The undated postcard above, published by Elton H. Gujer Company of Duluth, depicts the Sunrise Motel in Hermantown.
In this edition of The Slice, Mackenzie and friends discover the intention behind Creative Crosswalks in Duluth. Artist Moira Villiard coordinates the neighborhood project through Zeitgeist Community, painting murals at intersections to attract attention and promote pedestrian and bicycle safety by slowing traffic.
The Duluth Fire Department responded at 2:23 a.m. to a report of a structure fire at Adas Israel Congregation, a Jewish synagogue at 302 E. Third St.
The famed folk trio of tenor Peter Yarrow, baritone Noel Paul Stookey and contralto Mary Travers parenthetically referenced Duluth with the 1968 single “Love City.”
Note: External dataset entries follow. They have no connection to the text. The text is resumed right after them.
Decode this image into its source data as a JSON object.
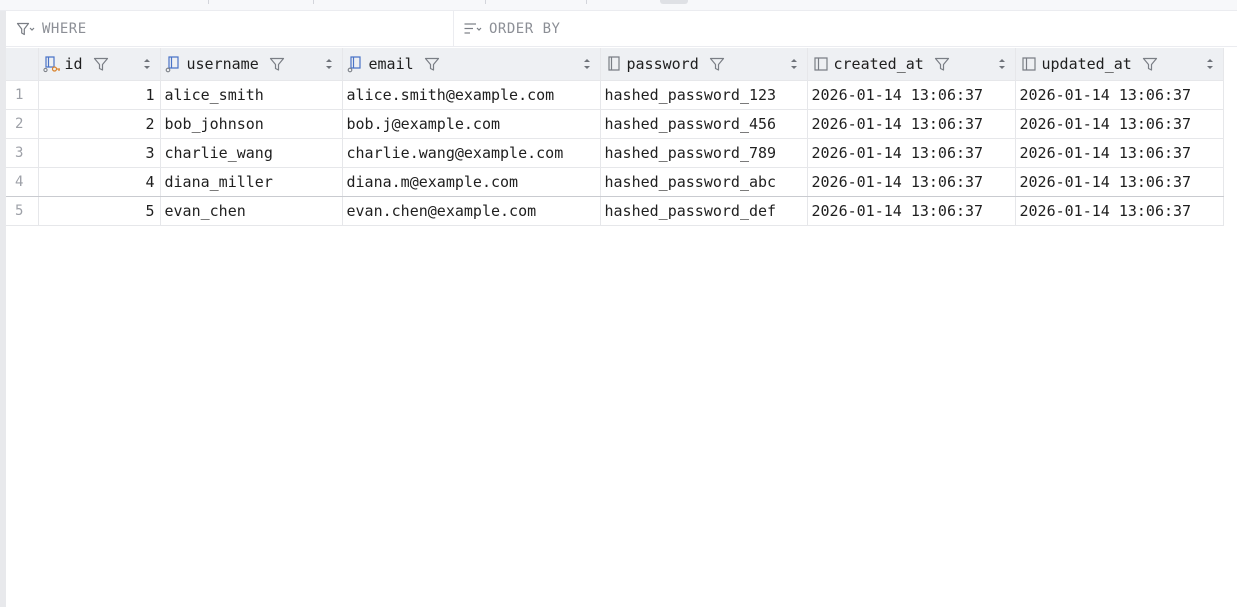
{
  "filters": {
    "where_placeholder": "WHERE",
    "orderby_placeholder": "ORDER BY"
  },
  "table": {
    "columns": [
      {
        "label": "id",
        "icon": "primary-key-column-icon"
      },
      {
        "label": "username",
        "icon": "unique-key-column-icon"
      },
      {
        "label": "email",
        "icon": "unique-key-column-icon"
      },
      {
        "label": "password",
        "icon": "column-icon"
      },
      {
        "label": "created_at",
        "icon": "column-icon"
      },
      {
        "label": "updated_at",
        "icon": "column-icon"
      }
    ],
    "row_numbers": [
      "1",
      "2",
      "3",
      "4",
      "5"
    ],
    "rows": [
      [
        "1",
        "alice_smith",
        "alice.smith@example.com",
        "hashed_password_123",
        "2026-01-14 13:06:37",
        "2026-01-14 13:06:37"
      ],
      [
        "2",
        "bob_johnson",
        "bob.j@example.com",
        "hashed_password_456",
        "2026-01-14 13:06:37",
        "2026-01-14 13:06:37"
      ],
      [
        "3",
        "charlie_wang",
        "charlie.wang@example.com",
        "hashed_password_789",
        "2026-01-14 13:06:37",
        "2026-01-14 13:06:37"
      ],
      [
        "4",
        "diana_miller",
        "diana.m@example.com",
        "hashed_password_abc",
        "2026-01-14 13:06:37",
        "2026-01-14 13:06:37"
      ],
      [
        "5",
        "evan_chen",
        "evan.chen@example.com",
        "hashed_password_def",
        "2026-01-14 13:06:37",
        "2026-01-14 13:06:37"
      ]
    ]
  },
  "colors": {
    "primary_key_accent": "#d9822b",
    "column_icon_blue": "#4a73c7",
    "icon_gray": "#7a7e85"
  }
}
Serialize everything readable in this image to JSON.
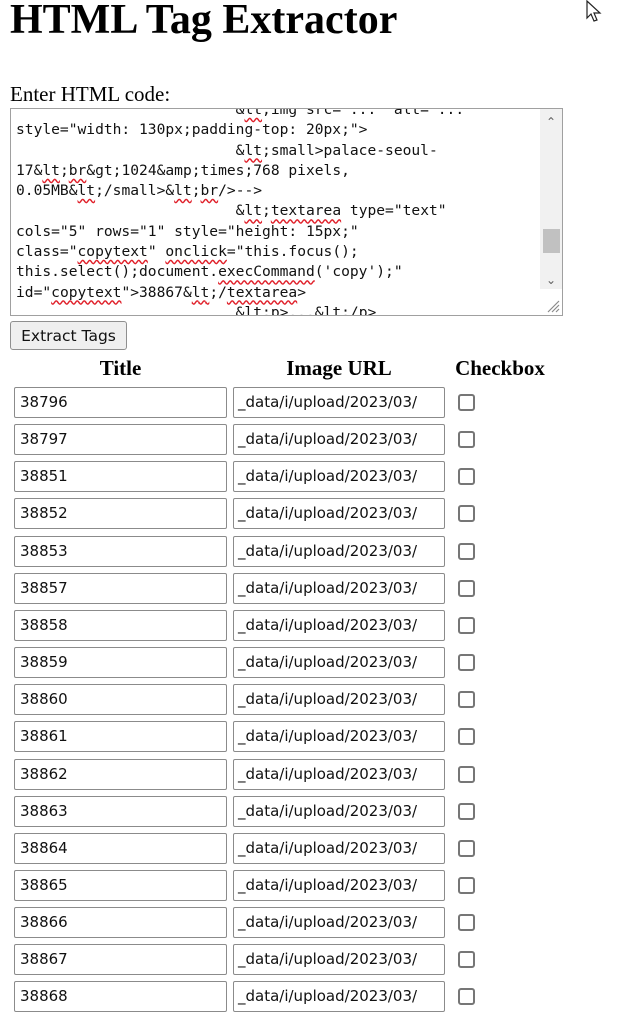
{
  "page": {
    "title": "HTML Tag Extractor",
    "input_label": "Enter HTML code:"
  },
  "code_input": {
    "lines": [
      "                         <img src=\"...\" alt=\"...\"",
      "style=\"width: 130px;padding-top: 20px;\">",
      "                         <small>palace-seoul-",
      "17&lt;br&gt;1024&amp;times;768 pixels,",
      "0.05MB</small><br/>-->",
      "                         <textarea type=\"text\"",
      "cols=\"5\" rows=\"1\" style=\"height: 15px;\"",
      "class=\"copytext\" onclick=\"this.focus();",
      "this.select();document.execCommand('copy');\"",
      "id=\"copytext\">38867</textarea>",
      "                         <p>...</p>"
    ]
  },
  "extract_button": {
    "label": "Extract Tags"
  },
  "table": {
    "headers": {
      "title": "Title",
      "url": "Image URL",
      "checkbox": "Checkbox"
    },
    "rows": [
      {
        "title": "38796",
        "url": "_data/i/upload/2023/03/",
        "checked": false
      },
      {
        "title": "38797",
        "url": "_data/i/upload/2023/03/",
        "checked": false
      },
      {
        "title": "38851",
        "url": "_data/i/upload/2023/03/",
        "checked": false
      },
      {
        "title": "38852",
        "url": "_data/i/upload/2023/03/",
        "checked": false
      },
      {
        "title": "38853",
        "url": "_data/i/upload/2023/03/",
        "checked": false
      },
      {
        "title": "38857",
        "url": "_data/i/upload/2023/03/",
        "checked": false
      },
      {
        "title": "38858",
        "url": "_data/i/upload/2023/03/",
        "checked": false
      },
      {
        "title": "38859",
        "url": "_data/i/upload/2023/03/",
        "checked": false
      },
      {
        "title": "38860",
        "url": "_data/i/upload/2023/03/",
        "checked": false
      },
      {
        "title": "38861",
        "url": "_data/i/upload/2023/03/",
        "checked": false
      },
      {
        "title": "38862",
        "url": "_data/i/upload/2023/03/",
        "checked": false
      },
      {
        "title": "38863",
        "url": "_data/i/upload/2023/03/",
        "checked": false
      },
      {
        "title": "38864",
        "url": "_data/i/upload/2023/03/",
        "checked": false
      },
      {
        "title": "38865",
        "url": "_data/i/upload/2023/03/",
        "checked": false
      },
      {
        "title": "38866",
        "url": "_data/i/upload/2023/03/",
        "checked": false
      },
      {
        "title": "38867",
        "url": "_data/i/upload/2023/03/",
        "checked": false
      },
      {
        "title": "38868",
        "url": "_data/i/upload/2023/03/",
        "checked": false
      }
    ]
  },
  "icons": {
    "cursor": "mouse-pointer-icon",
    "scroll_up": "chevron-up-icon",
    "scroll_down": "chevron-down-icon",
    "resize": "resize-grip-icon"
  }
}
It didn’t quit, exactly, though I wish it had. Rather, the engine’s power oscillated uncontrollably every three seconds between idle and nearly full. This is not an easy way to fly an airplane.
The arc of the oscillations slowly moved to the idle side of the curve. Eventually, as the airplane and I approached Earth without the privilege of an airport below, the engine finally gave up altogether.
Fortunately for me, the airplane was equipped with a device engineered to lower the entire aircraft to the ground in an emergency, while providing a measure of survivability for the occupants: a parachute, which is deployed by the occupants via a rocket so they may live to tell their story.
After my rendezvous with the ground, I left the disabled aircraft in a frozen field, broken and askew on a large center-point irrigator, and went home and wrote down my experience. I then posted it on the internet. A few days later, Paul Lundgren, a proprietor of Perfect Duluth Day, asked if I would share my story here. I replied, “I will. But not yet. Maybe not for awhile.”
You may have seen signs and literature around town encouraging pet owners to pick up after their pooches. Here’s a PSA for the campaign. Sponsored by Duluth Park and Recreation Department, along with the Regional Stormwater Protection Team.
With Jenna Kelly and Jody Kujawa, video by Danger Bird Productions
The Minnesota Reflections database contains a large number of high-quality historic photographs of Duluth. Most of these are scans of old prints in excellent condition. Some of the photos in the collection, however, come from torn, faded, scratched, taped or otherwise damaged prints. Many of these damaged prints belong to the collection of photographs taken by Paul B. Gaylord, a photographer from Ohio who moved to Duluth in 1869 and published some of the earliest images of the area.